I have been retired from baseball for about 9 years now (well if you don't count the two comeback attempts). From 2002 to 2004, that number was being born, little by little growing, blood, sweat and tears coming all together to make that number mean a lot to me. Not because of personal accomplishment, but because those 84 saves I recorded were a total team effort. It became my little identity as a baseball player.
People remember that. And since I have been watching the game from the outside, looking in, I get to appreciate how crazy this record is and how lucky we all had to be. I realize how only an inch here and there would change everything. How a short center fielder went over the fence in Houston to steal a homerun on a 3-2 changeup to Lance Berkman in a stadium at the time that no way you could rob a homerun. Ironically, his name is Dave Roberts, the current Dodgers manager, a good friend of mine.
I loved the save because, to me, it was a team stat and it meant that I helped the team to win a ballgame. I know the save stats has a lot of people thinking that it is pretty easy compared to the older generation relievers and I could not agree more. Back in the days, guys like Rollie Fingers, Goose Gossage, and Mike Marshall had to appear in 125 to 200 innings as relievers. That is crazy and hard to compare, because I don't think it's fair for them and not a good comparison. It would be like saying that Maurice “Rocket” Richard would be the same exact player playing in today's NHL, which I don't think anyone could say for sure. Different speed, rules, enforcers, etc.
Let’s go back to that sweet memory I have. They used to say “Game Over” on the scoreboard when I walked in. Guns n' Roses playing as loud as possible in the speakers, and 51,000 fans going crazy. Trust me, that is by far the best feeling in the world. I will forever be searching for that high again, but I am not sure that will ever be possible.
I have been asked many times what I was like. How did you do it? Were you “in the zone” everyday? Well, here it is: I have no idea how it all happened, except that I worked extremely hard for a lot of years to get better. I had a lot of failures to get me to that point. I was in the zone, but there were days that I was really scared.

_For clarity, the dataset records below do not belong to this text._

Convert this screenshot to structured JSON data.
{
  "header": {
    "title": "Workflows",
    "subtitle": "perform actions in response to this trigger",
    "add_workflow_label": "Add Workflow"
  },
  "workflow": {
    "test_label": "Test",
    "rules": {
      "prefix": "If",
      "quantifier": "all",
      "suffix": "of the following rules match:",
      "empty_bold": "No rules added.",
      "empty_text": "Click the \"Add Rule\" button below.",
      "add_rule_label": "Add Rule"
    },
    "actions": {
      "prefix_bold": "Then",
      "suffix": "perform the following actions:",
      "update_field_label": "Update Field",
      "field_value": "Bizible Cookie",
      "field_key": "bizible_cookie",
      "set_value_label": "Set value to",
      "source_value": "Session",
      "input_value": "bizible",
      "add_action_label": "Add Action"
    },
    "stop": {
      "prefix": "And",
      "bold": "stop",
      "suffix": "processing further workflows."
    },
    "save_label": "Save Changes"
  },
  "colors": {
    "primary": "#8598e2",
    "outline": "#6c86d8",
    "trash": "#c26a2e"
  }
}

Actually, most days I was scared, but when the fans were on their feet and when I got in the game, all I was thinking is: “go out there and preserve the win for your teammates that worked 7-8 innings to get there, get as many outs as needed and get out of there quickly.” That's the only thing I had in mind.
Of course, at that point of my career, I had been through a lot of ups and downs, so I was a little more mature. I would jog to the mound and everything would slow down. My trick was to sing my song in my head and keep the rhythm, so I knew I would slow things down.
And it happened: 84 times in a row. It’s crazy when I say that out loud. It doesn't sound right. A few weeks ago, my record was being challenged but ended after 60 saves in a row by Zach Britton, an amazing reliever from the Baltimore Orioles. The game his streak ended, reminded me of every teammate I had during my streak. All the great defenses that helped me preserve the.
Of course, records are meant to be broken and I know mine will be one day. But to see how hard it is to get that many saves in a row makes me appreciate what we accomplished as a team. I feel that it's not my own record, but it's a Dodgers record. It was the best moments of my career. It went so fast, but man was that fun.
Now, it's Jesen Therrien’s turn to go through the ups and downs, to learn who he is as a major leaguer and, little by little, learn the ins and outs of this never ending mental puzzle that is called pitching. Like I love to tell the kids I teach each offseason: “pitching is never fully mastered. It's like trying to make a puzzle with all round pieces: there's an infinite number of putting it together.” Our ambassador Jesen Therien has the chance to do it now and we are all behind you. Even with the Tommy John surgery he had lately, I am sure he will come back stronger. He has a great team around him and he is the type of guy who will come out stronger and better. He is the best candidate for an amazing comeback, and meanwhile, in his rehab, we all know he will learn a lot.